***** INFORMATION SHOWN *****

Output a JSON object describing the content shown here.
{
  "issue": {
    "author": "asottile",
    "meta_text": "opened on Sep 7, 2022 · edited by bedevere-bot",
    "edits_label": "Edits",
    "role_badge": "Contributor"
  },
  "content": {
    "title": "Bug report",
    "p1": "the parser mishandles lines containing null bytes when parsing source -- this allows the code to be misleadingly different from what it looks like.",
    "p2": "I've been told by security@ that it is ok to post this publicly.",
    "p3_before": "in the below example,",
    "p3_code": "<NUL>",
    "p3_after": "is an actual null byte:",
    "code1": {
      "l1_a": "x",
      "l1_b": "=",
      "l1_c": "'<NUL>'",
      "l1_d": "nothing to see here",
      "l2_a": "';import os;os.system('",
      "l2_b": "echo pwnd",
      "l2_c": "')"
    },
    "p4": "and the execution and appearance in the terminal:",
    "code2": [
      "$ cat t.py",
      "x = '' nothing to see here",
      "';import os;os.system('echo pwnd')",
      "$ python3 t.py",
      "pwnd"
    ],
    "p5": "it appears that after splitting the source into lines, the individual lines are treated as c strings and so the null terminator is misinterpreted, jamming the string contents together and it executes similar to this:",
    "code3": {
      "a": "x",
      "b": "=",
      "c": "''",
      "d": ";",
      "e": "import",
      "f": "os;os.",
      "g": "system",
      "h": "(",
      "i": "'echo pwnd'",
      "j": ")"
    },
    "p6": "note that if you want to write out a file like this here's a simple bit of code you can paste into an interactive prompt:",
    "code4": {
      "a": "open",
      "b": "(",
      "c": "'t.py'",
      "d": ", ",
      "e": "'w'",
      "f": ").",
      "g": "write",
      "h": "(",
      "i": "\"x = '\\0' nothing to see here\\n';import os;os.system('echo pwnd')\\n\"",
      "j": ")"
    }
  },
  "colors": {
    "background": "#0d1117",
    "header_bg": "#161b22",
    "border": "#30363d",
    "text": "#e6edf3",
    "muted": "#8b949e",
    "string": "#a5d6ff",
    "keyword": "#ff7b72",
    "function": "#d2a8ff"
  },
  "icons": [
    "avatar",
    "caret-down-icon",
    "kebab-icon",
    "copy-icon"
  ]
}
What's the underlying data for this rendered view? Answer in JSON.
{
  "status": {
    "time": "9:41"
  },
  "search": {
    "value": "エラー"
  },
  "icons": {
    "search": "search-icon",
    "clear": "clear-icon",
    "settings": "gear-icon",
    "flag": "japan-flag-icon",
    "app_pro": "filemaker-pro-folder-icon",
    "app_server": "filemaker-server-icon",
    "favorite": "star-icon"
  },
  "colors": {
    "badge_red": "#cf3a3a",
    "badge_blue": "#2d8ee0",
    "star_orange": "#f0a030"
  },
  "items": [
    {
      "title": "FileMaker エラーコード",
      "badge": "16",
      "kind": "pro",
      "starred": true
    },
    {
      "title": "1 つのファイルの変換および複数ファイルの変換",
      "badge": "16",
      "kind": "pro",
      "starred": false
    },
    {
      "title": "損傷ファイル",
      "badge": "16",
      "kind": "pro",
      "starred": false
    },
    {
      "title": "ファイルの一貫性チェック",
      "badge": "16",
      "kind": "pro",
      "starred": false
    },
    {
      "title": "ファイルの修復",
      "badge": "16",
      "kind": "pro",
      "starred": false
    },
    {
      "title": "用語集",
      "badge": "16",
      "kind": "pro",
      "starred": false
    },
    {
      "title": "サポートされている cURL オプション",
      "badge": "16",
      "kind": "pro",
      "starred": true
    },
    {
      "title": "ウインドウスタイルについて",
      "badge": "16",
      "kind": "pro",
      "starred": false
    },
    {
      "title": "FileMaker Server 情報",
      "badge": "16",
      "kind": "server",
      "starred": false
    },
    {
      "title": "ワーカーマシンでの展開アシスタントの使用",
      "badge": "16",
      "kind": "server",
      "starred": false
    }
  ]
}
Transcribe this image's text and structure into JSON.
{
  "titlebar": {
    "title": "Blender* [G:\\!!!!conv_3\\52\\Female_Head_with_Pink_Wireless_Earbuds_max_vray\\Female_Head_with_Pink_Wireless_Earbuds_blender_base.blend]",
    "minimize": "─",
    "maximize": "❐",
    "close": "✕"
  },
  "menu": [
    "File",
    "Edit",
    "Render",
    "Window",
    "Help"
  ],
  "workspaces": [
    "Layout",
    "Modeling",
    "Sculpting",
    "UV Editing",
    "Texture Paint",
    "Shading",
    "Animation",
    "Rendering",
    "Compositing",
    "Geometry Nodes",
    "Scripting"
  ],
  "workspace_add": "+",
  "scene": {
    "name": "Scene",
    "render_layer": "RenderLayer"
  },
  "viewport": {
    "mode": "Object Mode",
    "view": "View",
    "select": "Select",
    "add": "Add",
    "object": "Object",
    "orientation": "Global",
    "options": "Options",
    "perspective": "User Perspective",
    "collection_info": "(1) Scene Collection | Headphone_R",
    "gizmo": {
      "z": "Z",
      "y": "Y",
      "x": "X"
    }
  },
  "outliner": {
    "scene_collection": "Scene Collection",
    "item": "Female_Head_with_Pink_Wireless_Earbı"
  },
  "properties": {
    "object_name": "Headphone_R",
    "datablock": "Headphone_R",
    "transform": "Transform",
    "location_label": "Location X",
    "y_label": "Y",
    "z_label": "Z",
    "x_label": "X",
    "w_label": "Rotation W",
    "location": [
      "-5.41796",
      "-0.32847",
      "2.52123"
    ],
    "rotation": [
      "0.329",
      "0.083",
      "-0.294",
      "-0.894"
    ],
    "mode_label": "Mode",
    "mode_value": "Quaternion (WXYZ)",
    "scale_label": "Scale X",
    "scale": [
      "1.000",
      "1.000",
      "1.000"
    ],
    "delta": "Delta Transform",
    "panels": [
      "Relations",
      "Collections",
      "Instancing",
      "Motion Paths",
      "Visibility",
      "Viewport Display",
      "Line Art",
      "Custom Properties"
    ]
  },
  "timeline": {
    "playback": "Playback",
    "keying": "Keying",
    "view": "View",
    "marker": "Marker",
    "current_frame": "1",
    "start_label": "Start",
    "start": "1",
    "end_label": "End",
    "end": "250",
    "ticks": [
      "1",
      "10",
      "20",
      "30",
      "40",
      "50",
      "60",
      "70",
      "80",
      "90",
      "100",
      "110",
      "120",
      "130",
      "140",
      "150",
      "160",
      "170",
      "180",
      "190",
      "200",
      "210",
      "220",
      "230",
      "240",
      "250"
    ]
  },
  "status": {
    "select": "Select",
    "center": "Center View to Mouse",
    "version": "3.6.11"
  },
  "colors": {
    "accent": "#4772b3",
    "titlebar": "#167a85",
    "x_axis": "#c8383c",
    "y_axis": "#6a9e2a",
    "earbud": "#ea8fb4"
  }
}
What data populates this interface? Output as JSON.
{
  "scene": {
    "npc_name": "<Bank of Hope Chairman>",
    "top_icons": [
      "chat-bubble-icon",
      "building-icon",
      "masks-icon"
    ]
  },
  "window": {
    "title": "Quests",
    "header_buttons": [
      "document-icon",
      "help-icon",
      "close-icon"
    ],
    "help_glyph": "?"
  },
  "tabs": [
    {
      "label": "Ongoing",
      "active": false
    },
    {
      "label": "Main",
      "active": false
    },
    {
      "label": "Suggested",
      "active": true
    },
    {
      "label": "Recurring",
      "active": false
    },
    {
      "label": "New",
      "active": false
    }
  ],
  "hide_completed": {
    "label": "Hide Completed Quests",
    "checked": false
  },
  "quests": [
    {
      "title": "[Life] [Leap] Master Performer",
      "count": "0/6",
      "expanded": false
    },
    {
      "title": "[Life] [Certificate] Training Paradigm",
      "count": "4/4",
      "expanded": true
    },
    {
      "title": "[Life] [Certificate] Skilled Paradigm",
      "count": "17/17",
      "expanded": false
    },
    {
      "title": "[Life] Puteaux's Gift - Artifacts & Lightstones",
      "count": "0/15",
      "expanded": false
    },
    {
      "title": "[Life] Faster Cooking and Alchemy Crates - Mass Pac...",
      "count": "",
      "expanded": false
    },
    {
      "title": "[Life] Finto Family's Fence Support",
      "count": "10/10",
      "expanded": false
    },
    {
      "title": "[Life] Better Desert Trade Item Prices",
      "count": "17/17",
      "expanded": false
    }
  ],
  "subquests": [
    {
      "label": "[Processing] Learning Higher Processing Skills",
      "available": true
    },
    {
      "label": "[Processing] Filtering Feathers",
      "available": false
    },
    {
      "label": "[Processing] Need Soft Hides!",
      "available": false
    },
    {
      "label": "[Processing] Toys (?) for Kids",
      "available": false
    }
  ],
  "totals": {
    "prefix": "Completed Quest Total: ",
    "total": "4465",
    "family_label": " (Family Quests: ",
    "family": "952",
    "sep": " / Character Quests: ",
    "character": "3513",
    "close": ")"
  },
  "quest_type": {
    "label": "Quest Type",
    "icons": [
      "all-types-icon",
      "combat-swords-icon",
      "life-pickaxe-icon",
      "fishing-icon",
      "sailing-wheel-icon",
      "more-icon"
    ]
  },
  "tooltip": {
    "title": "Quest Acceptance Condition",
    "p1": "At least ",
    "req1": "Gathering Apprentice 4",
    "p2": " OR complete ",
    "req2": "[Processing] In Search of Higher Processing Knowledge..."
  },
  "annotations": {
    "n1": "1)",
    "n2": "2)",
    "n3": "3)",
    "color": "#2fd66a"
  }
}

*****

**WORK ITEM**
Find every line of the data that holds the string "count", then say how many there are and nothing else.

**REPLY**
7